*About this exercise*
The answer must be an exact copy of the records below, with every picture left out.

Dataset rows for apps and sites
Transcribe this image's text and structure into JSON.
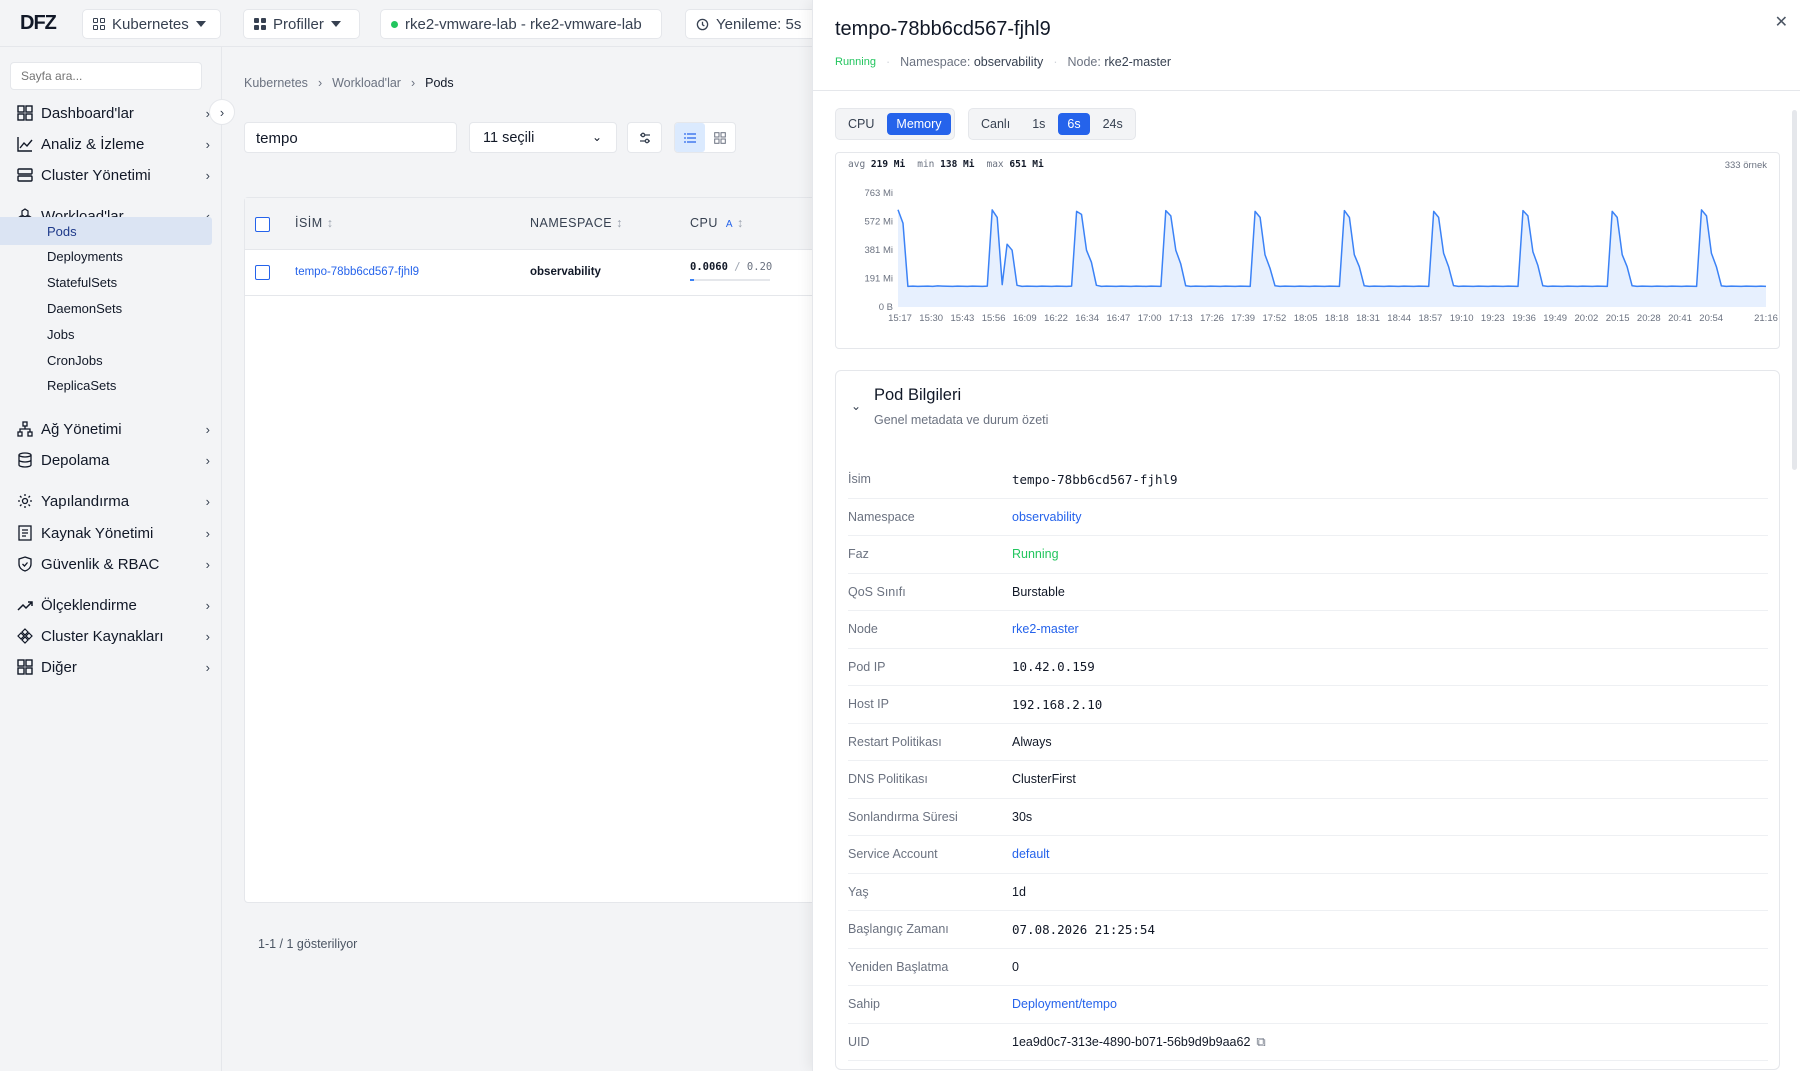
{
  "topbar": {
    "logo": "DFZ",
    "kubernetes_label": "Kubernetes",
    "profiles_label": "Profiller",
    "cluster_label": "rke2-vmware-lab - rke2-vmware-lab",
    "refresh_label": "Yenileme:  5s"
  },
  "sidebar": {
    "search_placeholder": "Sayfa ara...",
    "items": [
      {
        "label": "Dashboard'lar"
      },
      {
        "label": "Analiz & İzleme"
      },
      {
        "label": "Cluster Yönetimi"
      },
      {
        "label": "Workload'lar"
      },
      {
        "label": "Ağ Yönetimi"
      },
      {
        "label": "Depolama"
      },
      {
        "label": "Yapılandırma"
      },
      {
        "label": "Kaynak Yönetimi"
      },
      {
        "label": "Güvenlik & RBAC"
      },
      {
        "label": "Ölçeklendirme"
      },
      {
        "label": "Cluster Kaynakları"
      },
      {
        "label": "Diğer"
      }
    ],
    "workload_sub": [
      "Pods",
      "Deployments",
      "StatefulSets",
      "DaemonSets",
      "Jobs",
      "CronJobs",
      "ReplicaSets"
    ]
  },
  "main": {
    "breadcrumb": [
      "Kubernetes",
      "Workload'lar",
      "Pods"
    ],
    "filter_value": "tempo",
    "namespace_select": "11 seçili",
    "table": {
      "headers": [
        "İSİM",
        "NAMESPACE",
        "CPU"
      ],
      "cpu_sort_badge": "A",
      "rows": [
        {
          "name": "tempo-78bb6cd567-fjhl9",
          "namespace": "observability",
          "cpu_used": "0.0060",
          "cpu_sep": "/",
          "cpu_limit": "0.20"
        }
      ]
    },
    "footer": "1-1 / 1 gösteriliyor"
  },
  "drawer": {
    "title": "tempo-78bb6cd567-fjhl9",
    "status": "Running",
    "ns_label": "Namespace:",
    "ns_value": "observability",
    "node_label": "Node:",
    "node_value": "rke2-master",
    "metric_tabs": [
      "CPU",
      "Memory"
    ],
    "active_metric": "Memory",
    "range_tabs": [
      "Canlı",
      "1s",
      "6s",
      "24s"
    ],
    "active_range": "6s",
    "stats": {
      "avg_label": "avg",
      "avg": "219 Mi",
      "min_label": "min",
      "min": "138 Mi",
      "max_label": "max",
      "max": "651 Mi",
      "samples": "333 örnek"
    },
    "info": {
      "title": "Pod Bilgileri",
      "subtitle": "Genel metadata ve durum özeti",
      "rows": [
        {
          "k": "İsim",
          "v": "tempo-78bb6cd567-fjhl9",
          "style": "mono"
        },
        {
          "k": "Namespace",
          "v": "observability",
          "style": "link"
        },
        {
          "k": "Faz",
          "v": "Running",
          "style": "green"
        },
        {
          "k": "QoS Sınıfı",
          "v": "Burstable",
          "style": ""
        },
        {
          "k": "Node",
          "v": "rke2-master",
          "style": "link"
        },
        {
          "k": "Pod IP",
          "v": "10.42.0.159",
          "style": "mono"
        },
        {
          "k": "Host IP",
          "v": "192.168.2.10",
          "style": "mono"
        },
        {
          "k": "Restart Politikası",
          "v": "Always",
          "style": ""
        },
        {
          "k": "DNS Politikası",
          "v": "ClusterFirst",
          "style": ""
        },
        {
          "k": "Sonlandırma Süresi",
          "v": "30s",
          "style": ""
        },
        {
          "k": "Service Account",
          "v": "default",
          "style": "link"
        },
        {
          "k": "Yaş",
          "v": "1d",
          "style": ""
        },
        {
          "k": "Başlangıç Zamanı",
          "v": "07.08.2026 21:25:54",
          "style": "mono"
        },
        {
          "k": "Yeniden Başlatma",
          "v": "0",
          "style": ""
        },
        {
          "k": "Sahip",
          "v": "Deployment/tempo",
          "style": "link"
        },
        {
          "k": "UID",
          "v": "1ea9d0c7-313e-4890-b071-56b9d9b9aa62",
          "style": ""
        }
      ]
    }
  },
  "chart_data": {
    "type": "area",
    "title": "",
    "ylabel": "Memory",
    "y_ticks": [
      "763 Mi",
      "572 Mi",
      "381 Mi",
      "191 Mi",
      "0 B"
    ],
    "x_ticks": [
      "15:17",
      "15:30",
      "15:43",
      "15:56",
      "16:09",
      "16:22",
      "16:34",
      "16:47",
      "17:00",
      "17:13",
      "17:26",
      "17:39",
      "17:52",
      "18:05",
      "18:18",
      "18:31",
      "18:44",
      "18:57",
      "19:10",
      "19:23",
      "19:36",
      "19:49",
      "20:02",
      "20:15",
      "20:28",
      "20:41",
      "20:54",
      "21:16"
    ],
    "ylim": [
      0,
      763
    ],
    "color": "#3b82f6",
    "series": [
      {
        "values": [
          651,
          560,
          138,
          140,
          138,
          139,
          140,
          138,
          141,
          140,
          139,
          138,
          140,
          139,
          138,
          140,
          139,
          138,
          140,
          650,
          600,
          150,
          420,
          380,
          145,
          138,
          140,
          139,
          138,
          140,
          139,
          138,
          140,
          139,
          138,
          140,
          640,
          620,
          380,
          300,
          145,
          138,
          140,
          139,
          138,
          140,
          139,
          138,
          140,
          139,
          138,
          140,
          139,
          138,
          645,
          610,
          380,
          290,
          142,
          138,
          140,
          139,
          138,
          140,
          139,
          138,
          140,
          139,
          138,
          140,
          139,
          138,
          640,
          600,
          350,
          260,
          142,
          138,
          140,
          139,
          138,
          140,
          139,
          138,
          140,
          139,
          138,
          140,
          139,
          138,
          645,
          600,
          350,
          270,
          142,
          138,
          140,
          139,
          138,
          140,
          139,
          138,
          140,
          139,
          138,
          140,
          139,
          138,
          640,
          600,
          360,
          270,
          143,
          138,
          140,
          139,
          138,
          140,
          139,
          138,
          140,
          139,
          138,
          140,
          139,
          138,
          645,
          610,
          370,
          280,
          142,
          138,
          140,
          139,
          138,
          140,
          139,
          138,
          140,
          139,
          138,
          140,
          139,
          138,
          640,
          600,
          350,
          270,
          142,
          138,
          140,
          139,
          138,
          140,
          139,
          138,
          140,
          139,
          138,
          140,
          139,
          138,
          650,
          610,
          360,
          270,
          141,
          138,
          140,
          139,
          138,
          140,
          139,
          138,
          140,
          138
        ]
      }
    ]
  }
}
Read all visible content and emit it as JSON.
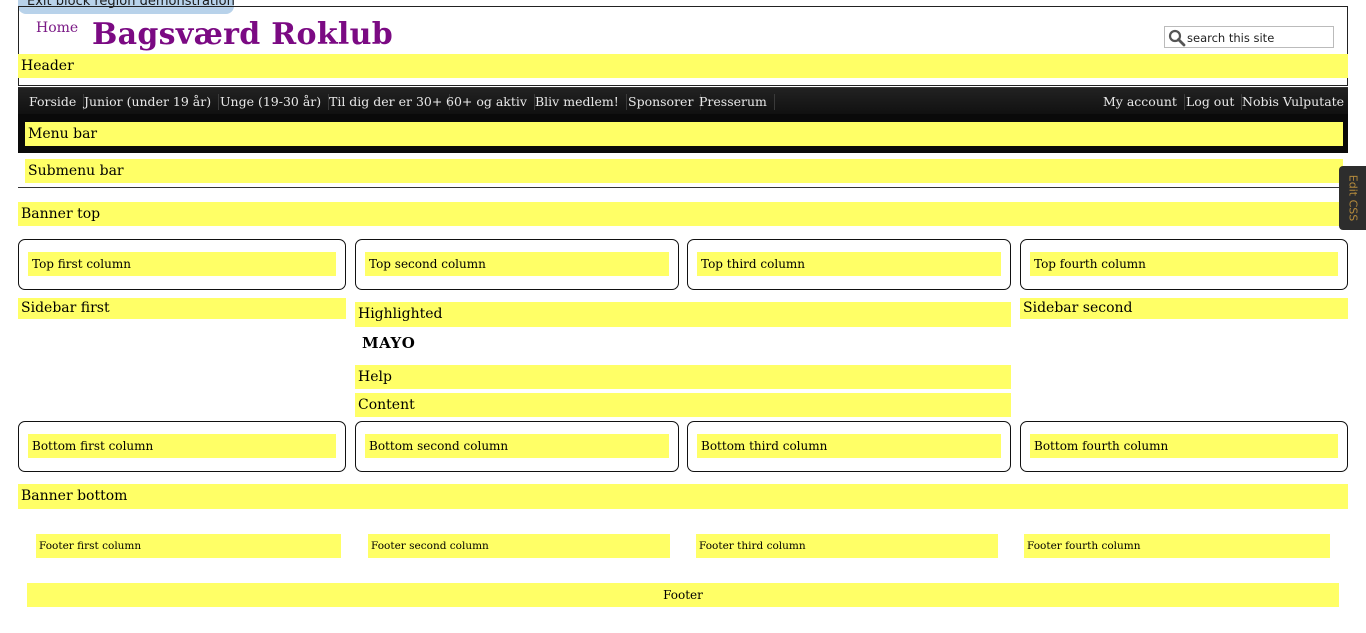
{
  "exit_block_demo": "Exit block region demonstration",
  "header": {
    "home_link": "Home",
    "site_name": "Bagsværd Roklub",
    "search_placeholder": "search this site",
    "region_label": "Header"
  },
  "nav": {
    "items": [
      "Forside",
      "Junior (under 19 år)",
      "Unge (19-30 år)",
      "Til dig der er 30+",
      "60+ og aktiv",
      "Bliv medlem!",
      "Sponsorer",
      "Presserum"
    ],
    "user_items": [
      "My account",
      "Log out",
      "Nobis Vulputate"
    ]
  },
  "regions": {
    "menu_bar": "Menu bar",
    "submenu_bar": "Submenu bar",
    "banner_top": "Banner top",
    "top_columns": [
      "Top first column",
      "Top second column",
      "Top third column",
      "Top fourth column"
    ],
    "sidebar_first": "Sidebar first",
    "highlighted": "Highlighted",
    "page_title": "MAYO",
    "help": "Help",
    "content": "Content",
    "sidebar_second": "Sidebar second",
    "bottom_columns": [
      "Bottom first column",
      "Bottom second column",
      "Bottom third column",
      "Bottom fourth column"
    ],
    "banner_bottom": "Banner bottom",
    "footer_columns": [
      "Footer first column",
      "Footer second column",
      "Footer third column",
      "Footer fourth column"
    ],
    "footer": "Footer"
  },
  "edit_css": "Edit CSS",
  "colors": {
    "region_fill": "#ffff66",
    "brand": "#7b0a83",
    "nav_bg": "#0a0a0a"
  }
}
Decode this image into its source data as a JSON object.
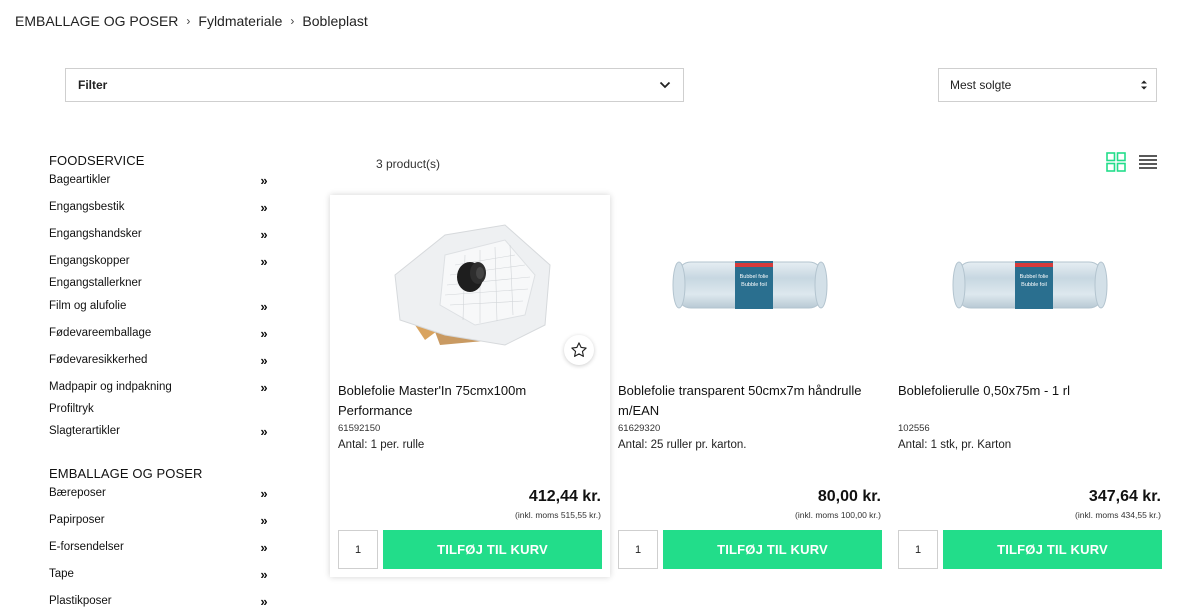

*Written reply*
Transcribe this image's text and structure into JSON.
{
  "topbar": {
    "logo": "DFZ",
    "kubernetes_label": "Kubernetes",
    "profiles_label": "Profiller",
    "cluster_label": "rke2-vmware-lab - rke2-vmware-lab",
    "refresh_label": "Yenileme:  5s"
  },
  "sidebar": {
    "search_placeholder": "Sayfa ara...",
    "items": [
      {
        "label": "Dashboard'lar"
      },
      {
        "label": "Analiz & İzleme"
      },
      {
        "label": "Cluster Yönetimi"
      },
      {
        "label": "Workload'lar"
      },
      {
        "label": "Ağ Yönetimi"
      },
      {
        "label": "Depolama"
      },
      {
        "label": "Yapılandırma"
      },
      {
        "label": "Kaynak Yönetimi"
      },
      {
        "label": "Güvenlik & RBAC"
      },
      {
        "label": "Ölçeklendirme"
      },
      {
        "label": "Cluster Kaynakları"
      },
      {
        "label": "Diğer"
      }
    ],
    "workload_sub": [
      "Pods",
      "Deployments",
      "StatefulSets",
      "DaemonSets",
      "Jobs",
      "CronJobs",
      "ReplicaSets"
    ]
  },
  "main": {
    "breadcrumb": [
      "Kubernetes",
      "Workload'lar",
      "Pods"
    ],
    "filter_value": "tempo",
    "namespace_select": "11 seçili",
    "table": {
      "headers": [
        "İSİM",
        "NAMESPACE",
        "CPU"
      ],
      "cpu_sort_badge": "A",
      "rows": [
        {
          "name": "tempo-78bb6cd567-fjhl9",
          "namespace": "observability",
          "cpu_used": "0.0060",
          "cpu_sep": "/",
          "cpu_limit": "0.20"
        }
      ]
    },
    "footer": "1-1 / 1 gösteriliyor"
  },
  "drawer": {
    "title": "tempo-78bb6cd567-fjhl9",
    "status": "Running",
    "ns_label": "Namespace:",
    "ns_value": "observability",
    "node_label": "Node:",
    "node_value": "rke2-master",
    "metric_tabs": [
      "CPU",
      "Memory"
    ],
    "active_metric": "Memory",
    "range_tabs": [
      "Canlı",
      "1s",
      "6s",
      "24s"
    ],
    "active_range": "6s",
    "stats": {
      "avg_label": "avg",
      "avg": "219 Mi",
      "min_label": "min",
      "min": "138 Mi",
      "max_label": "max",
      "max": "651 Mi",
      "samples": "333 örnek"
    },
    "info": {
      "title": "Pod Bilgileri",
      "subtitle": "Genel metadata ve durum özeti",
      "rows": [
        {
          "k": "İsim",
          "v": "tempo-78bb6cd567-fjhl9",
          "style": "mono"
        },
        {
          "k": "Namespace",
          "v": "observability",
          "style": "link"
        },
        {
          "k": "Faz",
          "v": "Running",
          "style": "green"
        },
        {
          "k": "QoS Sınıfı",
          "v": "Burstable",
          "style": ""
        },
        {
          "k": "Node",
          "v": "rke2-master",
          "style": "link"
        },
        {
          "k": "Pod IP",
          "v": "10.42.0.159",
          "style": "mono"
        },
        {
          "k": "Host IP",
          "v": "192.168.2.10",
          "style": "mono"
        },
        {
          "k": "Restart Politikası",
          "v": "Always",
          "style": ""
        },
        {
          "k": "DNS Politikası",
          "v": "ClusterFirst",
          "style": ""
        },
        {
          "k": "Sonlandırma Süresi",
          "v": "30s",
          "style": ""
        },
        {
          "k": "Service Account",
          "v": "default",
          "style": "link"
        },
        {
          "k": "Yaş",
          "v": "1d",
          "style": ""
        },
        {
          "k": "Başlangıç Zamanı",
          "v": "07.08.2026 21:25:54",
          "style": "mono"
        },
        {
          "k": "Yeniden Başlatma",
          "v": "0",
          "style": ""
        },
        {
          "k": "Sahip",
          "v": "Deployment/tempo",
          "style": "link"
        },
        {
          "k": "UID",
          "v": "1ea9d0c7-313e-4890-b071-56b9d9b9aa62",
          "style": ""
        }
      ]
    }
  },
  "chart_data": {
    "type": "area",
    "title": "",
    "ylabel": "Memory",
    "y_ticks": [
      "763 Mi",
      "572 Mi",
      "381 Mi",
      "191 Mi",
      "0 B"
    ],
    "x_ticks": [
      "15:17",
      "15:30",
      "15:43",
      "15:56",
      "16:09",
      "16:22",
      "16:34",
      "16:47",
      "17:00",
      "17:13",
      "17:26",
      "17:39",
      "17:52",
      "18:05",
      "18:18",
      "18:31",
      "18:44",
      "18:57",
      "19:10",
      "19:23",
      "19:36",
      "19:49",
      "20:02",
      "20:15",
      "20:28",
      "20:41",
      "20:54",
      "21:16"
    ],
    "ylim": [
      0,
      763
    ],
    "color": "#3b82f6",
    "series": [
      {
        "values": [
          651,
          560,
          138,
          140,
          138,
          139,
          140,
          138,
          141,
          140,
          139,
          138,
          140,
          139,
          138,
          140,
          139,
          138,
          140,
          650,
          600,
          150,
          420,
          380,
          145,
          138,
          140,
          139,
          138,
          140,
          139,
          138,
          140,
          139,
          138,
          140,
          640,
          620,
          380,
          300,
          145,
          138,
          140,
          139,
          138,
          140,
          139,
          138,
          140,
          139,
          138,
          140,
          139,
          138,
          645,
          610,
          380,
          290,
          142,
          138,
          140,
          139,
          138,
          140,
          139,
          138,
          140,
          139,
          138,
          140,
          139,
          138,
          640,
          600,
          350,
          260,
          142,
          138,
          140,
          139,
          138,
          140,
          139,
          138,
          140,
          139,
          138,
          140,
          139,
          138,
          645,
          600,
          350,
          270,
          142,
          138,
          140,
          139,
          138,
          140,
          139,
          138,
          140,
          139,
          138,
          140,
          139,
          138,
          640,
          600,
          360,
          270,
          143,
          138,
          140,
          139,
          138,
          140,
          139,
          138,
          140,
          139,
          138,
          140,
          139,
          138,
          645,
          610,
          370,
          280,
          142,
          138,
          140,
          139,
          138,
          140,
          139,
          138,
          140,
          139,
          138,
          140,
          139,
          138,
          640,
          600,
          350,
          270,
          142,
          138,
          140,
          139,
          138,
          140,
          139,
          138,
          140,
          139,
          138,
          140,
          139,
          138,
          650,
          610,
          360,
          270,
          141,
          138,
          140,
          139,
          138,
          140,
          139,
          138,
          140,
          138
        ]
      }
    ]
  }
}
Read all visible content and emit it as JSON.
{
  "exit_block_demo": "Exit block region demonstration",
  "header": {
    "home_link": "Home",
    "site_name": "Bagsværd Roklub",
    "search_placeholder": "search this site",
    "region_label": "Header"
  },
  "nav": {
    "items": [
      "Forside",
      "Junior (under 19 år)",
      "Unge (19-30 år)",
      "Til dig der er 30+",
      "60+ og aktiv",
      "Bliv medlem!",
      "Sponsorer",
      "Presserum"
    ],
    "user_items": [
      "My account",
      "Log out",
      "Nobis Vulputate"
    ]
  },
  "regions": {
    "menu_bar": "Menu bar",
    "submenu_bar": "Submenu bar",
    "banner_top": "Banner top",
    "top_columns": [
      "Top first column",
      "Top second column",
      "Top third column",
      "Top fourth column"
    ],
    "sidebar_first": "Sidebar first",
    "highlighted": "Highlighted",
    "page_title": "MAYO",
    "help": "Help",
    "content": "Content",
    "sidebar_second": "Sidebar second",
    "bottom_columns": [
      "Bottom first column",
      "Bottom second column",
      "Bottom third column",
      "Bottom fourth column"
    ],
    "banner_bottom": "Banner bottom",
    "footer_columns": [
      "Footer first column",
      "Footer second column",
      "Footer third column",
      "Footer fourth column"
    ],
    "footer": "Footer"
  },
  "edit_css": "Edit CSS",
  "colors": {
    "region_fill": "#ffff66",
    "brand": "#7b0a83",
    "nav_bg": "#0a0a0a"
  }
}
Decode this image into its source data as a JSON object.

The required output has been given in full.